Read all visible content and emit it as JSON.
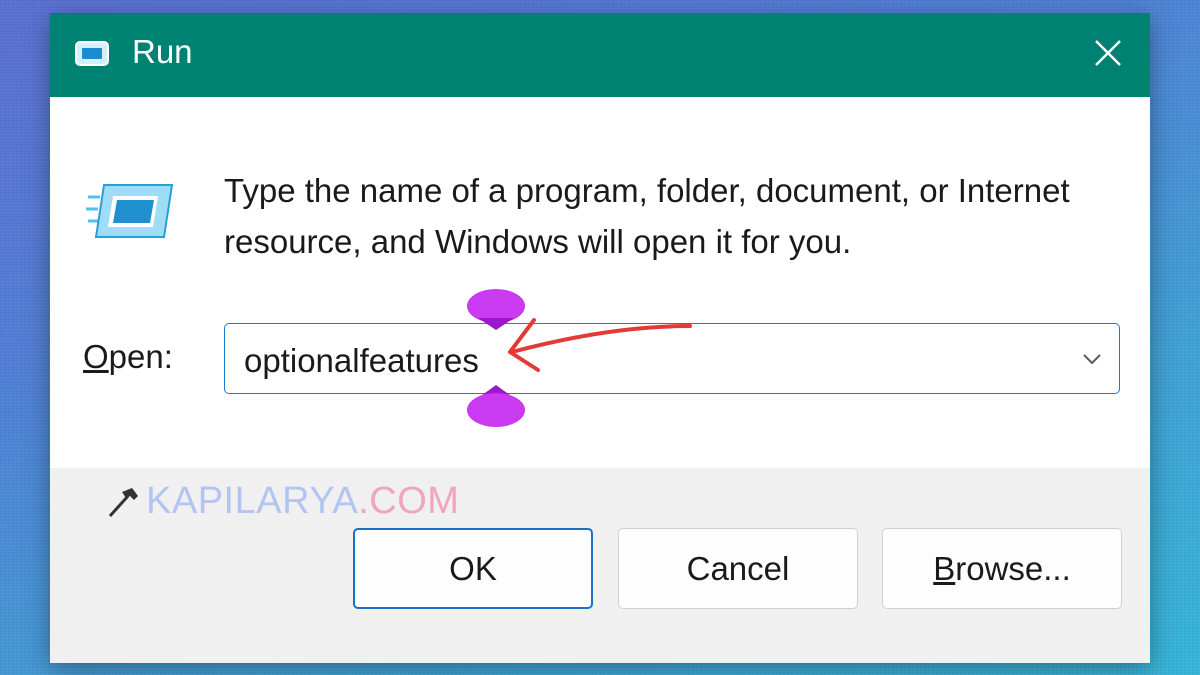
{
  "window": {
    "title": "Run",
    "close_icon": "close-icon",
    "title_icon": "run-icon"
  },
  "body": {
    "description": "Type the name of a program, folder, document, or Internet resource, and Windows will open it for you.",
    "open_label_accel": "O",
    "open_label_rest": "pen:",
    "open_value": "optionalfeatures",
    "dropdown_icon": "chevron-down-icon"
  },
  "watermark": {
    "icon": "hammer-icon",
    "part1": "KAPILARYA",
    "part2": ".COM"
  },
  "buttons": {
    "ok": "OK",
    "cancel": "Cancel",
    "browse_accel": "B",
    "browse_rest": "rowse..."
  },
  "colors": {
    "titlebar": "#008272",
    "accent_border": "#1b7bd1",
    "annotation_arrow": "#e53935",
    "annotation_marker": "#c040f0"
  }
}
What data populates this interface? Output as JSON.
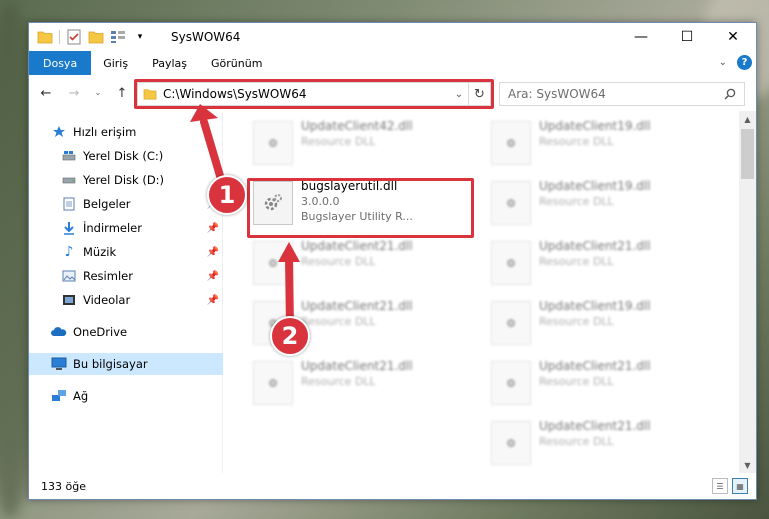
{
  "window": {
    "title": "SysWOW64",
    "controls": {
      "minimize": "—",
      "maximize": "☐",
      "close": "✕"
    }
  },
  "ribbon": {
    "tabs": [
      {
        "label": "Dosya"
      },
      {
        "label": "Giriş"
      },
      {
        "label": "Paylaş"
      },
      {
        "label": "Görünüm"
      }
    ]
  },
  "navigation": {
    "address": "C:\\Windows\\SysWOW64",
    "search_placeholder": "Ara: SysWOW64"
  },
  "sidebar": {
    "items": [
      {
        "label": "Hızlı erişim",
        "icon": "star-icon",
        "pinned": false
      },
      {
        "label": "Yerel Disk (C:)",
        "icon": "disk-icon",
        "pinned": false
      },
      {
        "label": "Yerel Disk (D:)",
        "icon": "disk-icon",
        "pinned": false
      },
      {
        "label": "Belgeler",
        "icon": "documents-icon",
        "pinned": true
      },
      {
        "label": "İndirmeler",
        "icon": "download-icon",
        "pinned": true
      },
      {
        "label": "Müzik",
        "icon": "music-icon",
        "pinned": true
      },
      {
        "label": "Resimler",
        "icon": "pictures-icon",
        "pinned": true
      },
      {
        "label": "Videolar",
        "icon": "video-icon",
        "pinned": true
      },
      {
        "label": "OneDrive",
        "icon": "cloud-icon",
        "pinned": false
      },
      {
        "label": "Bu bilgisayar",
        "icon": "computer-icon",
        "pinned": false,
        "selected": true
      },
      {
        "label": "Ağ",
        "icon": "network-icon",
        "pinned": false
      }
    ]
  },
  "files": {
    "highlighted": {
      "name": "bugslayerutil.dll",
      "version": "3.0.0.0",
      "description": "Bugslayer Utility R..."
    },
    "background": [
      {
        "name": "UpdateClient42.dll",
        "sub": "Resource DLL"
      },
      {
        "name": "UpdateClient19.dll",
        "sub": "Resource DLL"
      },
      {
        "name": "UpdateClient19.dll",
        "sub": "Resource DLL"
      },
      {
        "name": "UpdateClient21.dll",
        "sub": "Resource DLL"
      },
      {
        "name": "UpdateClient21.dll",
        "sub": "Resource DLL"
      },
      {
        "name": "UpdateClient21.dll",
        "sub": "Resource DLL"
      },
      {
        "name": "UpdateClient19.dll",
        "sub": "Resource DLL"
      },
      {
        "name": "UpdateClient21.dll",
        "sub": "Resource DLL"
      },
      {
        "name": "UpdateClient21.dll",
        "sub": "Resource DLL"
      },
      {
        "name": "UpdateClient21.dll",
        "sub": "Resource DLL"
      }
    ]
  },
  "status": {
    "item_count": "133 öğe"
  },
  "annotations": {
    "step1": "1",
    "step2": "2",
    "color": "#d9343e"
  }
}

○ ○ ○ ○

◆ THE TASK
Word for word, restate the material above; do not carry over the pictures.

◆ TASK ANSWER
Read all visible content and emit it as JSON.
{
  "window": {
    "title": "Run",
    "close_icon": "close-icon",
    "title_icon": "run-icon"
  },
  "body": {
    "description": "Type the name of a program, folder, document, or Internet resource, and Windows will open it for you.",
    "open_label_accel": "O",
    "open_label_rest": "pen:",
    "open_value": "optionalfeatures",
    "dropdown_icon": "chevron-down-icon"
  },
  "watermark": {
    "icon": "hammer-icon",
    "part1": "KAPILARYA",
    "part2": ".COM"
  },
  "buttons": {
    "ok": "OK",
    "cancel": "Cancel",
    "browse_accel": "B",
    "browse_rest": "rowse..."
  },
  "colors": {
    "titlebar": "#008272",
    "accent_border": "#1b7bd1",
    "annotation_arrow": "#e53935",
    "annotation_marker": "#c040f0"
  }
}
What data populates this interface? Output as JSON.
{
  "window": {
    "title": "SysWOW64",
    "controls": {
      "minimize": "—",
      "maximize": "☐",
      "close": "✕"
    }
  },
  "ribbon": {
    "tabs": [
      {
        "label": "Dosya"
      },
      {
        "label": "Giriş"
      },
      {
        "label": "Paylaş"
      },
      {
        "label": "Görünüm"
      }
    ]
  },
  "navigation": {
    "address": "C:\\Windows\\SysWOW64",
    "search_placeholder": "Ara: SysWOW64"
  },
  "sidebar": {
    "items": [
      {
        "label": "Hızlı erişim",
        "icon": "star-icon",
        "pinned": false
      },
      {
        "label": "Yerel Disk (C:)",
        "icon": "disk-icon",
        "pinned": false
      },
      {
        "label": "Yerel Disk (D:)",
        "icon": "disk-icon",
        "pinned": false
      },
      {
        "label": "Belgeler",
        "icon": "documents-icon",
        "pinned": true
      },
      {
        "label": "İndirmeler",
        "icon": "download-icon",
        "pinned": true
      },
      {
        "label": "Müzik",
        "icon": "music-icon",
        "pinned": true
      },
      {
        "label": "Resimler",
        "icon": "pictures-icon",
        "pinned": true
      },
      {
        "label": "Videolar",
        "icon": "video-icon",
        "pinned": true
      },
      {
        "label": "OneDrive",
        "icon": "cloud-icon",
        "pinned": false
      },
      {
        "label": "Bu bilgisayar",
        "icon": "computer-icon",
        "pinned": false,
        "selected": true
      },
      {
        "label": "Ağ",
        "icon": "network-icon",
        "pinned": false
      }
    ]
  },
  "files": {
    "highlighted": {
      "name": "bugslayerutil.dll",
      "version": "3.0.0.0",
      "description": "Bugslayer Utility R..."
    },
    "background": [
      {
        "name": "UpdateClient42.dll",
        "sub": "Resource DLL"
      },
      {
        "name": "UpdateClient19.dll",
        "sub": "Resource DLL"
      },
      {
        "name": "UpdateClient19.dll",
        "sub": "Resource DLL"
      },
      {
        "name": "UpdateClient21.dll",
        "sub": "Resource DLL"
      },
      {
        "name": "UpdateClient21.dll",
        "sub": "Resource DLL"
      },
      {
        "name": "UpdateClient21.dll",
        "sub": "Resource DLL"
      },
      {
        "name": "UpdateClient19.dll",
        "sub": "Resource DLL"
      },
      {
        "name": "UpdateClient21.dll",
        "sub": "Resource DLL"
      },
      {
        "name": "UpdateClient21.dll",
        "sub": "Resource DLL"
      },
      {
        "name": "UpdateClient21.dll",
        "sub": "Resource DLL"
      }
    ]
  },
  "status": {
    "item_count": "133 öğe"
  },
  "annotations": {
    "step1": "1",
    "step2": "2",
    "color": "#d9343e"
  }
}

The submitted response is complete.